UT Gardens’ January 2022 Plant of the Month
Submitted by Andy Pulte, UT Department of Plant Sciences, and director, UT Gardens, GATOP
Perhaps one of the most graceful of all evergreens we can grow, deodar cedar (Cedrus deodara) can be a unique addition to your garden. This is one of the four known true cedars and can be a striking specimen. In the Southeast we are not able to provide it with ideal growing conditions. However, it’s important with this species to think through the conditions we can provide. With a little bit of forethought and perhaps a little luck, you can be successful.
Deodar cedar’s native range is the cool moist slopes of the Western Himalayas, Afghanistan and northern Pakistan. This region is one of the world’s most important biodiversity hotspots and includes more than 140 different species of conifer including C. deodara. It also includes the highest topographical regions of the world. In its native range, the tree finds extensive use among locals for thatching and shelter constructions. It is also used in various forms for medicinal purposes. In modern medicine, the anti-inflammatory activity of the essential oils derived from its wood is being studied.
Large and impressive examples of deodar cedar can be seen in the Pacific Northwest, some reaching over 100-feet in height. However, the stressful heat and humidity of the Southeast tends to keep trees slightly more petite. In our region, you can expect to see grand old trees 60-feet high and wide.

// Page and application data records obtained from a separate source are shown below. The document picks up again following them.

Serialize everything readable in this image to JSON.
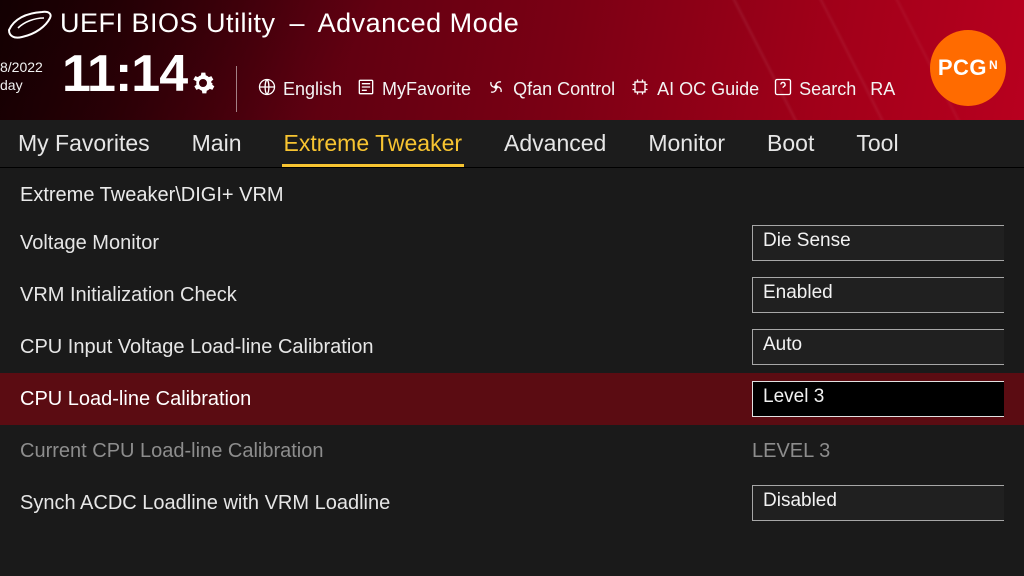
{
  "header": {
    "title_left": "UEFI BIOS Utility",
    "title_right": "Advanced Mode",
    "date": "8/2022",
    "day": "day",
    "time": "11:14"
  },
  "toolbar": {
    "language": "English",
    "myfavorite": "MyFavorite",
    "qfan": "Qfan Control",
    "aioc": "AI OC Guide",
    "search": "Search",
    "aura": "RA"
  },
  "badge": {
    "text": "PCG",
    "sup": "N"
  },
  "tabs": [
    "My Favorites",
    "Main",
    "Extreme Tweaker",
    "Advanced",
    "Monitor",
    "Boot",
    "Tool"
  ],
  "active_tab": "Extreme Tweaker",
  "breadcrumb": "Extreme Tweaker\\DIGI+ VRM",
  "settings": [
    {
      "label": "Voltage Monitor",
      "value": "Die Sense",
      "type": "select"
    },
    {
      "label": "VRM Initialization Check",
      "value": "Enabled",
      "type": "select"
    },
    {
      "label": "CPU Input Voltage Load-line Calibration",
      "value": "Auto",
      "type": "select"
    },
    {
      "label": "CPU Load-line Calibration",
      "value": "Level 3",
      "type": "select",
      "highlight": true
    },
    {
      "label": "Current CPU Load-line Calibration",
      "value": "LEVEL 3",
      "type": "readonly"
    },
    {
      "label": "Synch ACDC Loadline with VRM Loadline",
      "value": "Disabled",
      "type": "select"
    }
  ]
}
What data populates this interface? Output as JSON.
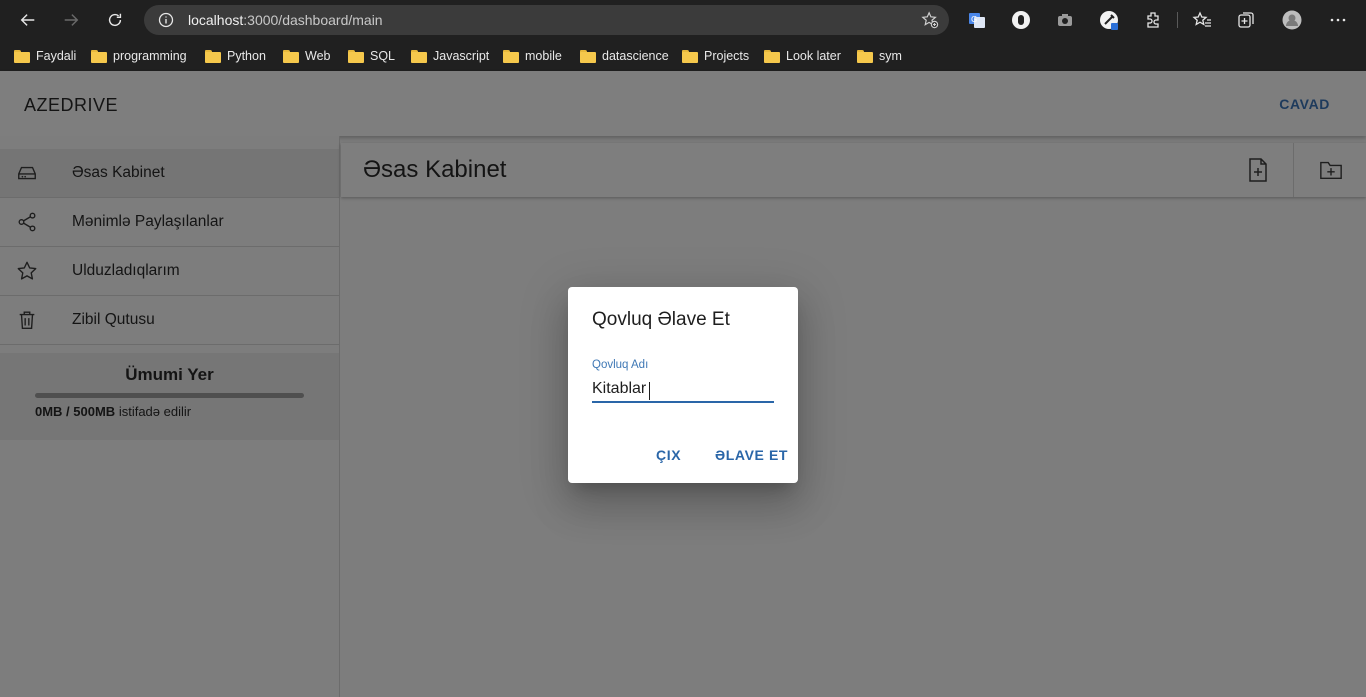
{
  "browser": {
    "url_host": "localhost",
    "url_path": ":3000/dashboard/main",
    "bookmarks": [
      "Faydali",
      "programming",
      "Python",
      "Web",
      "SQL",
      "Javascript",
      "mobile",
      "datascience",
      "Projects",
      "Look later",
      "sym"
    ]
  },
  "header": {
    "title": "AZEDRIVE",
    "user": "CAVAD"
  },
  "sidebar": {
    "items": [
      {
        "label": "Əsas Kabinet",
        "icon": "drive-icon"
      },
      {
        "label": "Mənimlə Paylaşılanlar",
        "icon": "share-icon"
      },
      {
        "label": "Ulduzladıqlarım",
        "icon": "star-icon"
      },
      {
        "label": "Zibil Qutusu",
        "icon": "trash-icon"
      }
    ],
    "storage": {
      "title": "Ümumi Yer",
      "used": "0MB / 500MB",
      "suffix": "istifadə edilir",
      "fraction": 0
    }
  },
  "main": {
    "title": "Əsas Kabinet"
  },
  "dialog": {
    "title": "Qovluq Əlave Et",
    "field_label": "Qovluq Adı",
    "field_value": "Kitablar",
    "cancel": "ÇIX",
    "submit": "ƏLAVE ET"
  },
  "colors": {
    "accent": "#2a66a8",
    "chrome": "#202020"
  }
}
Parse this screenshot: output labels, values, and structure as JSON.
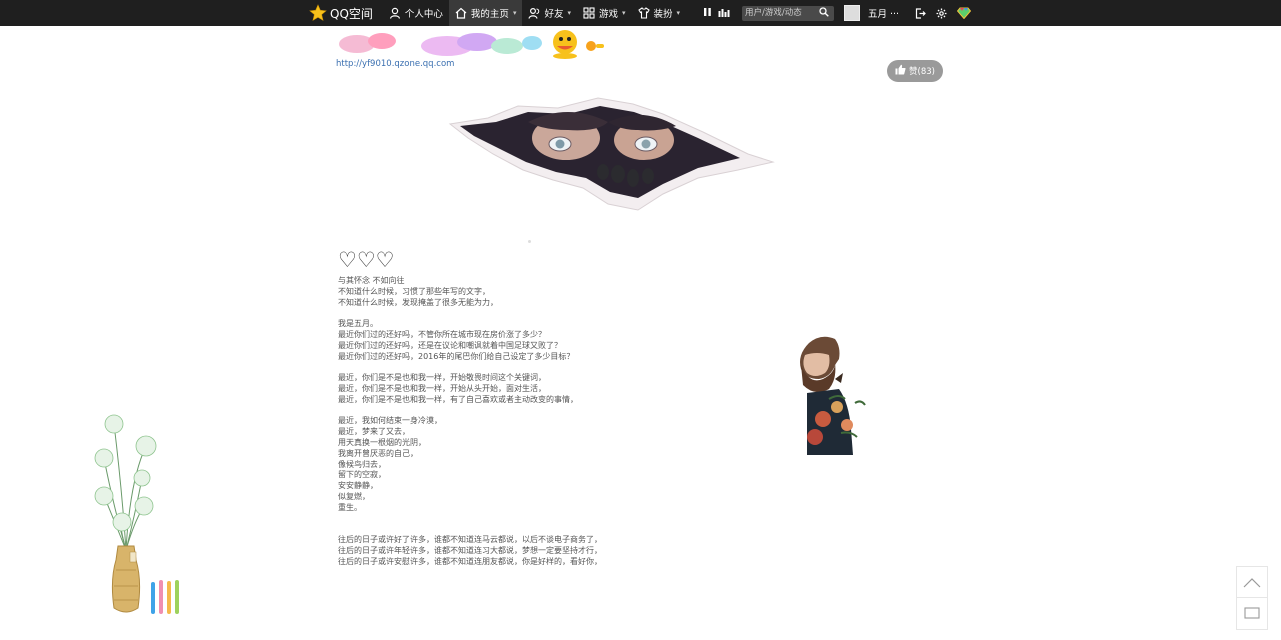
{
  "topbar": {
    "logo_text": "QQ空间",
    "nav": [
      {
        "label": "个人中心",
        "icon": "person-icon"
      },
      {
        "label": "我的主页",
        "icon": "home-icon",
        "active": true,
        "caret": "▾"
      },
      {
        "label": "好友",
        "icon": "friends-icon",
        "caret": "▾"
      },
      {
        "label": "游戏",
        "icon": "grid-icon",
        "caret": "▾"
      },
      {
        "label": "装扮",
        "icon": "shirt-icon",
        "caret": "▾"
      }
    ],
    "search_placeholder": "用户/游戏/动态",
    "username": "五月 ···"
  },
  "header": {
    "zone_url": "http://yf9010.qzone.qq.com",
    "like_label": "赞(83)"
  },
  "post": {
    "hearts": "♡♡♡",
    "paragraphs": [
      [
        "与其怀念 不如向往",
        "不知道什么时候，习惯了那些年写的文字，",
        "不知道什么时候，发现掩盖了很多无能为力，"
      ],
      [
        "我是五月。",
        "最近你们过的还好吗，不管你所在城市现在房价涨了多少？",
        "最近你们过的还好吗，还是在议论和嘲讽就着中国足球又败了？",
        "最近你们过的还好吗，2016年的尾巴你们给自己设定了多少目标？"
      ],
      [
        "最近，你们是不是也和我一样，开始敬畏时间这个关键词，",
        "最近，你们是不是也和我一样，开始从头开始，面对生活，",
        "最近，你们是不是也和我一样，有了自己喜欢或者主动改变的事情，"
      ],
      [
        "最近，我如何结束一身冷漠，",
        "最近，梦来了又去，",
        "用天真换一根烟的光阴，",
        "我离开曾厌恶的自己，",
        "像候鸟归去，",
        "留下的空寂，",
        "安安静静，",
        "似复燃，",
        "重生。"
      ],
      [
        "往后的日子或许好了许多，谁都不知道连马云都说，以后不谈电子商务了，",
        "往后的日子或许年轻许多，谁都不知道连习大都说，梦想一定要坚持才行，",
        "往后的日子或许安慰许多，谁都不知道连朋友都说，你是好样的，看好你，"
      ]
    ]
  },
  "colors": {
    "topbar_bg": "#1f1f1f",
    "link": "#3a6fb0",
    "like_bg": "#9a9a9a",
    "logo_star": "#f7c11c"
  }
}
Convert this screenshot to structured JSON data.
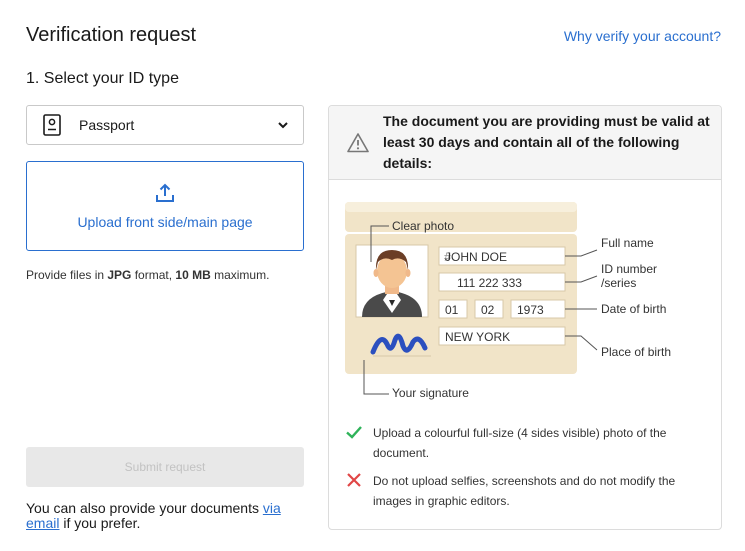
{
  "header": {
    "title": "Verification request",
    "why_link": "Why verify your account?"
  },
  "step": {
    "title": "1. Select your ID type"
  },
  "id_select": {
    "selected": "Passport",
    "icon": "passport-icon"
  },
  "upload": {
    "label": "Upload front side/main page",
    "icon": "upload-icon"
  },
  "hint": {
    "prefix": "Provide files in ",
    "format": "JPG",
    "middle": " format, ",
    "size": "10 MB",
    "suffix": " maximum."
  },
  "submit": {
    "label": "Submit request",
    "enabled": false
  },
  "alternative": {
    "prefix": "You can also provide your documents ",
    "link": "via email",
    "suffix": " if you prefer."
  },
  "requirements": {
    "heading": "The document you are providing must be valid at least 30 days and contain all of the following details:",
    "illustration": {
      "name": "JOHN DOE",
      "id_number": "111 222 333",
      "dob_day": "01",
      "dob_month": "02",
      "dob_year": "1973",
      "place": "NEW YORK",
      "labels": {
        "clear_photo": "Clear photo",
        "full_name": "Full name",
        "id_number_line1": "ID number",
        "id_number_line2": "/series",
        "date_of_birth": "Date of birth",
        "place_of_birth": "Place of birth",
        "signature": "Your signature"
      }
    },
    "rules": [
      {
        "type": "do",
        "icon": "check-icon",
        "text": "Upload a colourful full-size (4 sides visible) photo of the document."
      },
      {
        "type": "dont",
        "icon": "cross-icon",
        "text": "Do not upload selfies, screenshots and do not modify the images in graphic editors."
      }
    ]
  },
  "colors": {
    "accent": "#2a6fcf",
    "success": "#2fb35a",
    "error": "#e04646",
    "card": "#f1e4c8"
  }
}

This is a pyramidal conifer with a strong central leader. Trees remain pyramidal until very old, when they can become more rounded or flat-topped. Branches spread horizontally with needles weeping towards the tips. Many cultivars are available. You can find selections with green, gold, blue or even whitish-colored needles. There are columnar cultivars as well as those known to be dwarf compared to the straight species. Homeowners will want to thoroughly investigate their different options and choose a selection that fits their needs.
One great application for this plant is as a background or garden screen. The best living screens contain a diversity of plant materials. Deodar’s unique texture blends well with other conifers. The tree doesn’t grow as quickly as traditional screening plants like arborvitae, yet it can be sturdier over time.
One key to success in growing deodar in the Southeast is good drainage. This plant does not like wet feet. Planting trees slightly above grade and making sure the root-flair (broadening of the trunk just above the soil line) is exposed when planting is crucial. Additionally, not letting trees suffer from drought stress in the hottest part of the summer is important. After two or three years of establishment, trees become less finicky and less susceptible to drought stress.
Deodar cedar has narrow climactic adaptability. You will see references list USDA hardiness zones of (6b)7-9 for this plant. However, there is a big difference between surviving and thriving, and this plant will struggle in the hottest parts of the Southeast. Even within its hardiness zones, young trees are prone to injury from frosts and cold wind. Don’t let that warning dissuade you from growing deodar cedar, particularly gardeners who have the room to grow trees to their full-size potential. You can find various selections of C. deodara in all locations of the UT Gardens.
The UT Gardens includes plant collections located in Knoxville, Crossville and Jackson. Designated as the official botanical garden for the State of Tennessee, the collections are part of the UT Institute of Agriculture. The Gardens’ mission is to foster appreciation, education and stewardship of plants through garden displays, educational programs and research trials. The Gardens are open during all seasons and free to the public. For more information, see the Gardens website: utia.tennessee.edu/state-botanical-garden.